  • maximum and minimum values of a function and link with the first derivative of the function; Fermat’s theorem and applicability range
  • differential operators and proof of linearity


  • the integral operator as the inverse of the differential operator
  • the fundamental theorems of calculus
  • proof of linearity of the integral operator
  • physical meaning of the integral
  • mean of a function

Module 2 Statistics


Introduction: Definition and goal of statistics. Structure of Statistics. Definition of Universe, collective, population, sample. Classification.

Classification schemes: omograde and eterograde classes, numerosity,intensity and frequence. Graphical representations in statistics.

Measures of central tendency: Arithmetic and geometric mean, central value, median and mode.
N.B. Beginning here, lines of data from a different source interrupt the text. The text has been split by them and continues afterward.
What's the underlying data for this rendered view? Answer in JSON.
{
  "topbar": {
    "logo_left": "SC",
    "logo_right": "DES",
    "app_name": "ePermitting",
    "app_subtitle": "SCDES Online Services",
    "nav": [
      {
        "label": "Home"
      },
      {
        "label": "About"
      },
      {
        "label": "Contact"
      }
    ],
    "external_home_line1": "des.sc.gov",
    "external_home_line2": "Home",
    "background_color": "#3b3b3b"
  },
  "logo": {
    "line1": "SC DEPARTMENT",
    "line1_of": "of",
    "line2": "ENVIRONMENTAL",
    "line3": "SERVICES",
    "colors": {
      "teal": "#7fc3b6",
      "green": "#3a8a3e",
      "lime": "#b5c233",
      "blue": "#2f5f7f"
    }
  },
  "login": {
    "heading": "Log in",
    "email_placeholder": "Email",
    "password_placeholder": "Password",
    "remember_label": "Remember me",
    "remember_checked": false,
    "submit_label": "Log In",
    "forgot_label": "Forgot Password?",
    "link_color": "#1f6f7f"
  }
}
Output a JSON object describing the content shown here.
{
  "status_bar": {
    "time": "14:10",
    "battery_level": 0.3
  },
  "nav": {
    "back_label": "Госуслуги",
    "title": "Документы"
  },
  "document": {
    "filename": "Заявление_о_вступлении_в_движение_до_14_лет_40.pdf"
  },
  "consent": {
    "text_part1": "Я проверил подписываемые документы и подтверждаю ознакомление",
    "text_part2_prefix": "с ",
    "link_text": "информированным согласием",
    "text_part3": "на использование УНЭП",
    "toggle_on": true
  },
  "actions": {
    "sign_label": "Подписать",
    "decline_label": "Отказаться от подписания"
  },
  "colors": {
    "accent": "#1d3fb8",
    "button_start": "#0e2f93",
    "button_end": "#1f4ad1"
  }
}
Measures of statistical dispersion: standard deviation, variance, coefficient of variation.

Probability: Definiiton and assioms of probaility.Binomial and normal distribution.Standardized normal distribution. Theory of errors.

Sampling: general features and meaning.

Statistical inference: sample sum and mean, interval of confidence, Hypothesis test. chi-square test.Covariance correlation and linear regression.analysis of Variance.

Group work:application of descriptive and inferential statistical techniques to simple cases related to the animal production sector


Module 1 (Mathematics)

  • Teacher’s notes
  • Internet
  • Textbooks and other material provided during the class

D. Benedetto, M. Degli Esposti, C. Maffei, Matematica per le scienze della vita, Casa Editrice Ambrosiana.

Module 2 (Statistics)

Teacher notes and slides

Internet + other material provided during the class

Module 3 (Physics)

Fondamenti di Fisica. Halliday D., Resnick R., Walker J. Casa editrice ambrosiana

Elementi di Fisica. Ageno M. Bollati Boringhieri

Teaching methods

Classroom lessons and group works on case studies

Assessment methods

The final mark of the integrated course will be calculated as an arithmetic mean of the three different modules.

In particular: the modules Mathematics involves a first preliminary written test; if the test is passed an oral examination will follow.

The module Staitstics will involve a written test with both multiple choice quesitons and open quesitons.

Ther module Physics involves and oral examination lasting about 30 mins

  The marks in each module will be valid for 3 years. That is after the first module exam results the student will have three years to finalize the exams for the remaining two modules of  the integrated course

Teaching tools

Mathematics:  papers and slides

Statistics: online and offline statistical software, slides and papers

Phyisics: papers and slides

Office hours

See the website of Cesare Zanasi

See the website of Mirko Maraldi

See the website of Giovanni Molari